### Try it:
Take from the data every line in which the word "your" is found.

Segment Start: Provided records

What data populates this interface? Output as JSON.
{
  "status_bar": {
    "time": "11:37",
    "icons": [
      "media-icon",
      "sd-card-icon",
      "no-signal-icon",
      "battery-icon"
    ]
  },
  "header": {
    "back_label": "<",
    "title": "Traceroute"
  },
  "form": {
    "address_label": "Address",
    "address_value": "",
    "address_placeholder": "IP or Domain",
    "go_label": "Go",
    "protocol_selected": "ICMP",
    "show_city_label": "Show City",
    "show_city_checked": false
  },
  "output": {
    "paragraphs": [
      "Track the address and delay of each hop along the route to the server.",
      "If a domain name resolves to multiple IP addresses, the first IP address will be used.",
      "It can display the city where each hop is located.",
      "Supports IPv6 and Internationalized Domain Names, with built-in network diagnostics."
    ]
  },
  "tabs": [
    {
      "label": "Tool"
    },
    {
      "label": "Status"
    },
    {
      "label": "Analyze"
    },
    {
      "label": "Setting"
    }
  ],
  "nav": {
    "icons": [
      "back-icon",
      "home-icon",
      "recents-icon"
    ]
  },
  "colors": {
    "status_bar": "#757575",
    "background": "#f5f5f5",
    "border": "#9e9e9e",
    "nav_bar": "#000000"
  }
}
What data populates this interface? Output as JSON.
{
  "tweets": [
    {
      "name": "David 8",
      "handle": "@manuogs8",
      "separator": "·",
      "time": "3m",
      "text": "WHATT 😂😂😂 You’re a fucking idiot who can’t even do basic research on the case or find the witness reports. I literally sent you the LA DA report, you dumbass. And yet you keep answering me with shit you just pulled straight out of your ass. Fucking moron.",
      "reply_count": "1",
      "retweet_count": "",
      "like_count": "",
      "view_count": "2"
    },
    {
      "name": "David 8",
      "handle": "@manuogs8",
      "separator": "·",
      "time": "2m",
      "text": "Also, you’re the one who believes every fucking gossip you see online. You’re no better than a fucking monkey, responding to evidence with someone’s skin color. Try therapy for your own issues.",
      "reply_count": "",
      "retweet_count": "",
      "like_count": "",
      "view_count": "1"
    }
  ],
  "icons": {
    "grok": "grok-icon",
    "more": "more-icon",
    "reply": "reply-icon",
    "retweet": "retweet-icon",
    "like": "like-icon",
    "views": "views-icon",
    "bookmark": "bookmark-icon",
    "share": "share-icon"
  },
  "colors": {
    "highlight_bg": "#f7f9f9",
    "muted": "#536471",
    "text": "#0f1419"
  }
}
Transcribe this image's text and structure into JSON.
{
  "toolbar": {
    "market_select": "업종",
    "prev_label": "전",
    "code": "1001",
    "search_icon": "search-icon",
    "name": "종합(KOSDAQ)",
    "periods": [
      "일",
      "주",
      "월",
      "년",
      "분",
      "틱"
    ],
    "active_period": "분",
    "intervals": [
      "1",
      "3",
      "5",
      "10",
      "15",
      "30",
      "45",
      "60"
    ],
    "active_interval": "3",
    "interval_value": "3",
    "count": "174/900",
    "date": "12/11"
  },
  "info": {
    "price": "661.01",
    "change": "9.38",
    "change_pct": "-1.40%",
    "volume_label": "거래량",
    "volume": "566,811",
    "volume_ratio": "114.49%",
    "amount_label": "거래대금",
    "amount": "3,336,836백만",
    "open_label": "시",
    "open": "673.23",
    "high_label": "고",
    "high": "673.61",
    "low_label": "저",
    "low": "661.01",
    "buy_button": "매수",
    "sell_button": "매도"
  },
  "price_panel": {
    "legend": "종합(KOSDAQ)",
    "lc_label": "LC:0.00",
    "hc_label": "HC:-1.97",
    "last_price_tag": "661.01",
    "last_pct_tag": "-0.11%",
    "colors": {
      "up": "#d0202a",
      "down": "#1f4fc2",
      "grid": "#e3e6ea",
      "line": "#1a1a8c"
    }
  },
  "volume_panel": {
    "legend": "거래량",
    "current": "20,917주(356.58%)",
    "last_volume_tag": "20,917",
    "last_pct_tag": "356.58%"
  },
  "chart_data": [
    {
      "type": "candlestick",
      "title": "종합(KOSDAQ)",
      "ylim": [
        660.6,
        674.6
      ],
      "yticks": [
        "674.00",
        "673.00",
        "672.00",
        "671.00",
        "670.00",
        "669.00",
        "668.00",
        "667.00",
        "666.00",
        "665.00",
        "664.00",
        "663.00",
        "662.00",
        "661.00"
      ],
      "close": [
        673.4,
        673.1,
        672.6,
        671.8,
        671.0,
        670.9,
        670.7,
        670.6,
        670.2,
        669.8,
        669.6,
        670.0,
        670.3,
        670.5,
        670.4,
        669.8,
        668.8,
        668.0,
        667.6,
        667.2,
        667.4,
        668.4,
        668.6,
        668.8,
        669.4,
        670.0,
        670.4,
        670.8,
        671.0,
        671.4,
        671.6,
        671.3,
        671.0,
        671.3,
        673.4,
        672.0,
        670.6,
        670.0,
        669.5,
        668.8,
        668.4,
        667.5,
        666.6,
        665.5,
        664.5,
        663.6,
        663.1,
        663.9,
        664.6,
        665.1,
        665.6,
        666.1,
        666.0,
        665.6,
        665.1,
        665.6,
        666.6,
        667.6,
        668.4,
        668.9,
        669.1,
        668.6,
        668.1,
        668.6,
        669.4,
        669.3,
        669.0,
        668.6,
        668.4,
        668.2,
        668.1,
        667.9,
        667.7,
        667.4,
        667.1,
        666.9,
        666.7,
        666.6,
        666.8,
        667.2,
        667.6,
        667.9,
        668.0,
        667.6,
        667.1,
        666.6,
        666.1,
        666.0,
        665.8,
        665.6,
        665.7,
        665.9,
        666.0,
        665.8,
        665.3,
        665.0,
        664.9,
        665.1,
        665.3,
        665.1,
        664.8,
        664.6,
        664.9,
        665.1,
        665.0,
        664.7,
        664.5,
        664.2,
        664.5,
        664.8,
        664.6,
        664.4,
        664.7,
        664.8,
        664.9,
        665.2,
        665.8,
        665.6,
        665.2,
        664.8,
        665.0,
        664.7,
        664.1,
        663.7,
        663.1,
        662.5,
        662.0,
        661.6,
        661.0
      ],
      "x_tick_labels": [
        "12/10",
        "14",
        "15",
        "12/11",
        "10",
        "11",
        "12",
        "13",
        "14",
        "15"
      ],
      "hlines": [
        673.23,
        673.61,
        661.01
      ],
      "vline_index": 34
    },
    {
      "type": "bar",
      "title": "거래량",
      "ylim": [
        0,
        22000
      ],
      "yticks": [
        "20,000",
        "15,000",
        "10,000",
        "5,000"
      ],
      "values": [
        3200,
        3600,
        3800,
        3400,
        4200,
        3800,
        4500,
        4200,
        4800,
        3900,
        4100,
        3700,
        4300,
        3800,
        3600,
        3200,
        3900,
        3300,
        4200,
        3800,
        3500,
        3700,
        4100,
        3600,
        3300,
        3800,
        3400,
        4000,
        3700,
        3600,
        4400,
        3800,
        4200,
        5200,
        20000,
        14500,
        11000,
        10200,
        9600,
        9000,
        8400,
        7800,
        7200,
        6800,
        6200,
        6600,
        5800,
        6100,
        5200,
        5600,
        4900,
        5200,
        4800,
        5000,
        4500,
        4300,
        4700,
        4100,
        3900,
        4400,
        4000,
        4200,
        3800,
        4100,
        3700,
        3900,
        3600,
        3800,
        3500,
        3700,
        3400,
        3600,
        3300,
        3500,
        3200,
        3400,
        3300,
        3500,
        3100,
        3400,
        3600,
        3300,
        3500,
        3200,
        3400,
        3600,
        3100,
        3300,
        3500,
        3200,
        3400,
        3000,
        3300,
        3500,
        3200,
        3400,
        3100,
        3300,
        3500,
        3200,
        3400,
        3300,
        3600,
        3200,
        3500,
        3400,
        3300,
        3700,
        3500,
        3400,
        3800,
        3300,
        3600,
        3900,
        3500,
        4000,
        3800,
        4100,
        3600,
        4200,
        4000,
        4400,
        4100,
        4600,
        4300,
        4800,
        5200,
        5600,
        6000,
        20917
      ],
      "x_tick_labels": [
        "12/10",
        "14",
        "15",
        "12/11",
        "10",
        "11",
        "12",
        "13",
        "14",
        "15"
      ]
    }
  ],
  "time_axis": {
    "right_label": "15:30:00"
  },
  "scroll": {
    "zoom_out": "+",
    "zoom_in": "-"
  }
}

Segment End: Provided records

### Answer space:
      "text": "WHATT 😂😂😂 You’re a fucking idiot who can’t even do basic research on the case or find the witness reports. I literally sent you the LA DA report, you dumbass. And yet you keep answering me with shit you just pulled straight out of your ass. Fucking moron.",
      "text": "Also, you’re the one who believes every fucking gossip you see online. You’re no better than a fucking monkey, responding to evidence with someone’s skin color. Try therapy for your own issues.",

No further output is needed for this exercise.